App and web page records
:::::
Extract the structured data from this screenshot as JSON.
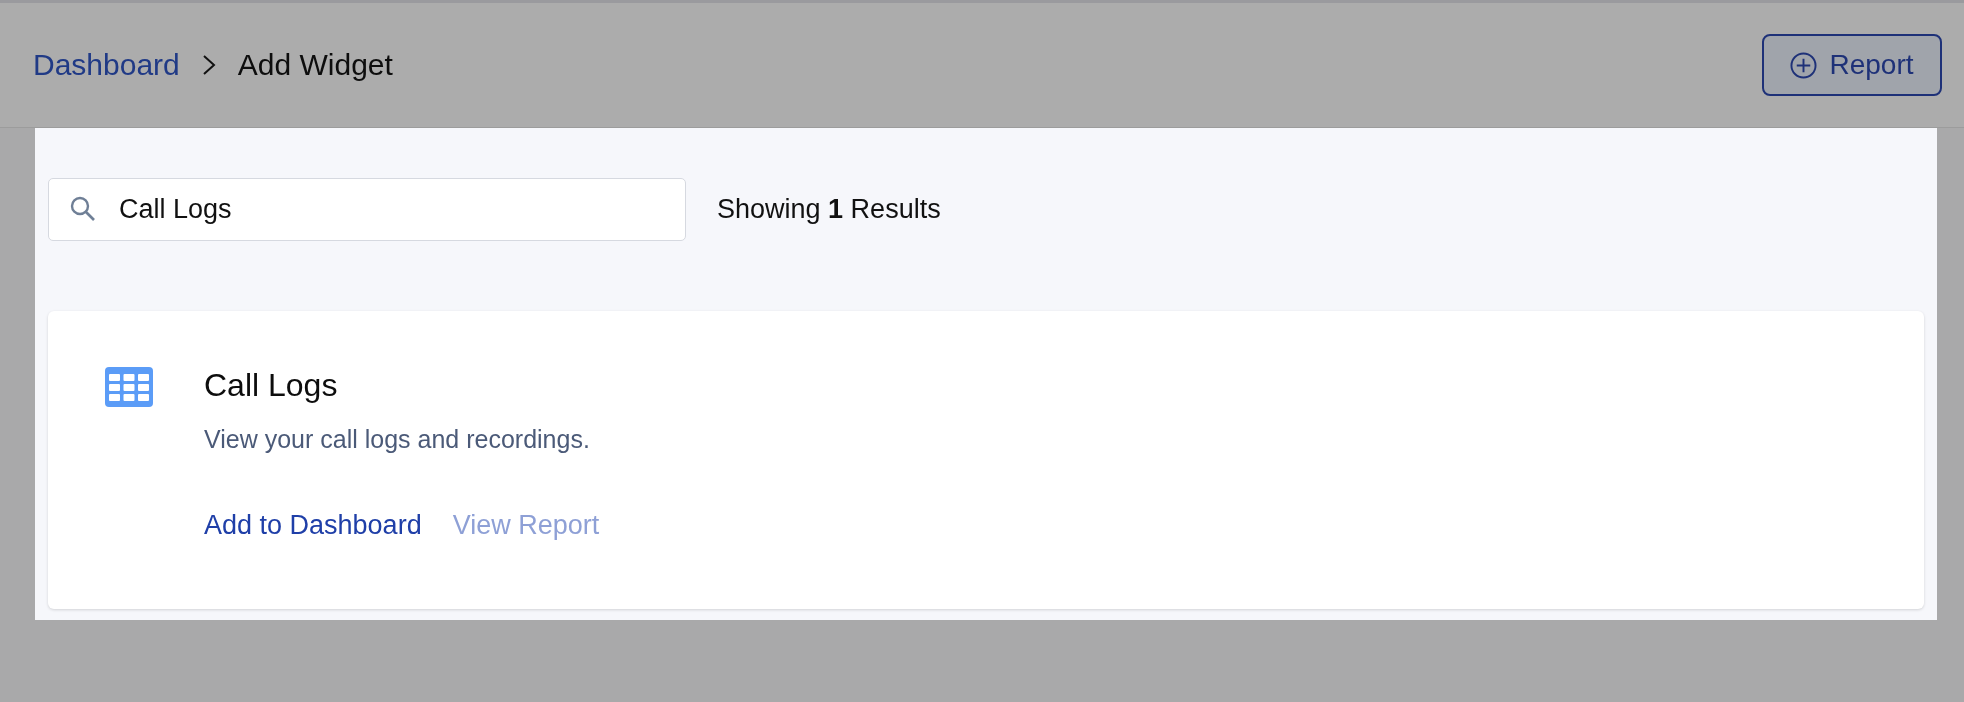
{
  "breadcrumb": [
    {
      "label": "Dashboard",
      "kind": "link"
    },
    {
      "label": "Add Widget",
      "kind": "current"
    }
  ],
  "header_button": {
    "label": "Report"
  },
  "search": {
    "value": "Call Logs"
  },
  "results": {
    "text": "Showing **1** Results"
  },
  "widgets": [
    {
      "title": "Call Logs",
      "description": "View your call logs and recordings.",
      "actions": [
        {
          "label": "Add to Dashboard",
          "disabled": false
        },
        {
          "label": "View Report",
          "disabled": true
        }
      ]
    }
  ]
}
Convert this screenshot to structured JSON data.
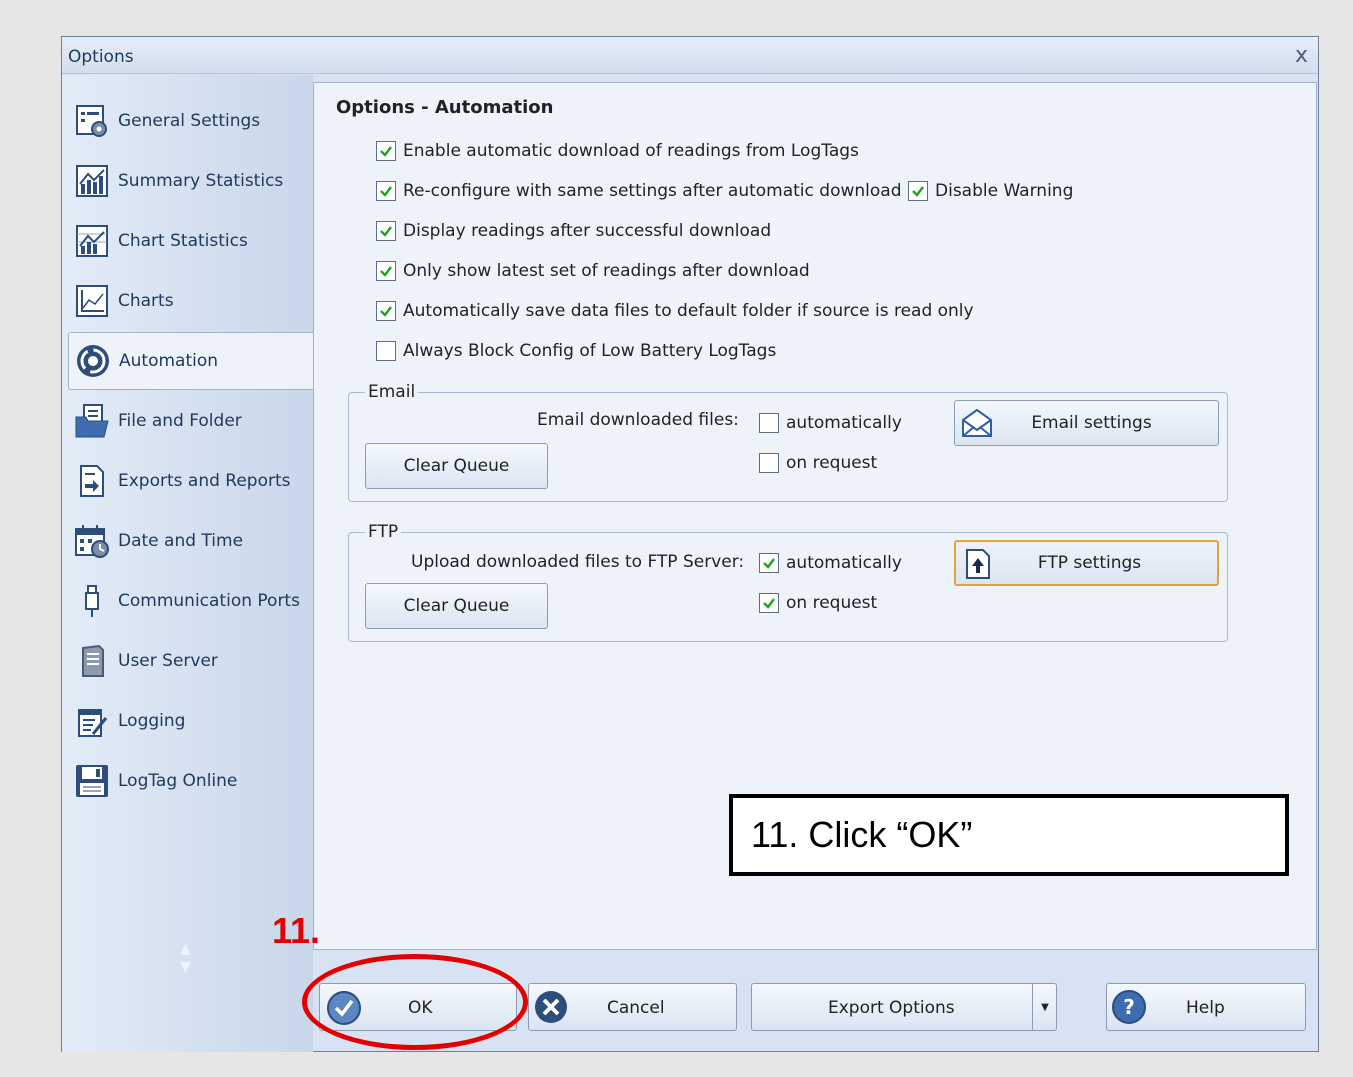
{
  "window": {
    "title": "Options",
    "close_glyph": "x"
  },
  "sidebar": {
    "items": [
      {
        "label": "General Settings",
        "icon": "general-settings-icon"
      },
      {
        "label": "Summary Statistics",
        "icon": "summary-statistics-icon"
      },
      {
        "label": "Chart Statistics",
        "icon": "chart-statistics-icon"
      },
      {
        "label": "Charts",
        "icon": "charts-icon"
      },
      {
        "label": "Automation",
        "icon": "automation-icon",
        "selected": true
      },
      {
        "label": "File and Folder",
        "icon": "folder-icon"
      },
      {
        "label": "Exports and Reports",
        "icon": "export-icon"
      },
      {
        "label": "Date and Time",
        "icon": "calendar-icon"
      },
      {
        "label": "Communication Ports",
        "icon": "usb-icon"
      },
      {
        "label": "User Server",
        "icon": "server-icon"
      },
      {
        "label": "Logging",
        "icon": "logging-icon"
      },
      {
        "label": "LogTag Online",
        "icon": "save-icon"
      }
    ]
  },
  "main": {
    "title": "Options - Automation",
    "options": [
      {
        "label": "Enable automatic download of readings from LogTags",
        "checked": true
      },
      {
        "label": "Re-configure with same settings after automatic download",
        "checked": true
      },
      {
        "label": "Display readings after successful download",
        "checked": true
      },
      {
        "label": "Only show latest set of readings after download",
        "checked": true
      },
      {
        "label": "Automatically save data files to default folder if source is read only",
        "checked": true
      },
      {
        "label": "Always Block Config of Low Battery LogTags",
        "checked": false
      }
    ],
    "disable_warning": {
      "label": "Disable Warning",
      "checked": true
    },
    "email": {
      "legend": "Email",
      "label": "Email downloaded files:",
      "automatically": {
        "label": "automatically",
        "checked": false
      },
      "on_request": {
        "label": "on request",
        "checked": false
      },
      "settings_button": "Email settings",
      "clear_queue": "Clear Queue"
    },
    "ftp": {
      "legend": "FTP",
      "label": "Upload downloaded files to FTP Server:",
      "automatically": {
        "label": "automatically",
        "checked": true
      },
      "on_request": {
        "label": "on request",
        "checked": true
      },
      "settings_button": "FTP settings",
      "clear_queue": "Clear Queue"
    }
  },
  "footer": {
    "ok": "OK",
    "cancel": "Cancel",
    "export_options": "Export Options",
    "help": "Help"
  },
  "annotation": {
    "callout": "11. Click “OK”",
    "step": "11."
  },
  "colors": {
    "accent_red": "#e40000",
    "text_dark": "#1e395b"
  }
}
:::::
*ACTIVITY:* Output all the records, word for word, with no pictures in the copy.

*ANSWER TO THE PROBLEM:*
Extract the structured data from this screenshot as JSON.
{
  "breadcrumb": [
    {
      "label": "Dashboard",
      "kind": "link"
    },
    {
      "label": "Add Widget",
      "kind": "current"
    }
  ],
  "header_button": {
    "label": "Report"
  },
  "search": {
    "value": "Call Logs"
  },
  "results": {
    "text": "Showing **1** Results"
  },
  "widgets": [
    {
      "title": "Call Logs",
      "description": "View your call logs and recordings.",
      "actions": [
        {
          "label": "Add to Dashboard",
          "disabled": false
        },
        {
          "label": "View Report",
          "disabled": true
        }
      ]
    }
  ]
}
Convert this screenshot to structured JSON data.
{
  "window": {
    "title": "Options",
    "close_glyph": "x"
  },
  "sidebar": {
    "items": [
      {
        "label": "General Settings",
        "icon": "general-settings-icon"
      },
      {
        "label": "Summary Statistics",
        "icon": "summary-statistics-icon"
      },
      {
        "label": "Chart Statistics",
        "icon": "chart-statistics-icon"
      },
      {
        "label": "Charts",
        "icon": "charts-icon"
      },
      {
        "label": "Automation",
        "icon": "automation-icon",
        "selected": true
      },
      {
        "label": "File and Folder",
        "icon": "folder-icon"
      },
      {
        "label": "Exports and Reports",
        "icon": "export-icon"
      },
      {
        "label": "Date and Time",
        "icon": "calendar-icon"
      },
      {
        "label": "Communication Ports",
        "icon": "usb-icon"
      },
      {
        "label": "User Server",
        "icon": "server-icon"
      },
      {
        "label": "Logging",
        "icon": "logging-icon"
      },
      {
        "label": "LogTag Online",
        "icon": "save-icon"
      }
    ]
  },
  "main": {
    "title": "Options - Automation",
    "options": [
      {
        "label": "Enable automatic download of readings from LogTags",
        "checked": true
      },
      {
        "label": "Re-configure with same settings after automatic download",
        "checked": true
      },
      {
        "label": "Display readings after successful download",
        "checked": true
      },
      {
        "label": "Only show latest set of readings after download",
        "checked": true
      },
      {
        "label": "Automatically save data files to default folder if source is read only",
        "checked": true
      },
      {
        "label": "Always Block Config of Low Battery LogTags",
        "checked": false
      }
    ],
    "disable_warning": {
      "label": "Disable Warning",
      "checked": true
    },
    "email": {
      "legend": "Email",
      "label": "Email downloaded files:",
      "automatically": {
        "label": "automatically",
        "checked": false
      },
      "on_request": {
        "label": "on request",
        "checked": false
      },
      "settings_button": "Email settings",
      "clear_queue": "Clear Queue"
    },
    "ftp": {
      "legend": "FTP",
      "label": "Upload downloaded files to FTP Server:",
      "automatically": {
        "label": "automatically",
        "checked": true
      },
      "on_request": {
        "label": "on request",
        "checked": true
      },
      "settings_button": "FTP settings",
      "clear_queue": "Clear Queue"
    }
  },
  "footer": {
    "ok": "OK",
    "cancel": "Cancel",
    "export_options": "Export Options",
    "help": "Help"
  },
  "annotation": {
    "callout": "11. Click “OK”",
    "step": "11."
  },
  "colors": {
    "accent_red": "#e40000",
    "text_dark": "#1e395b"
  }
}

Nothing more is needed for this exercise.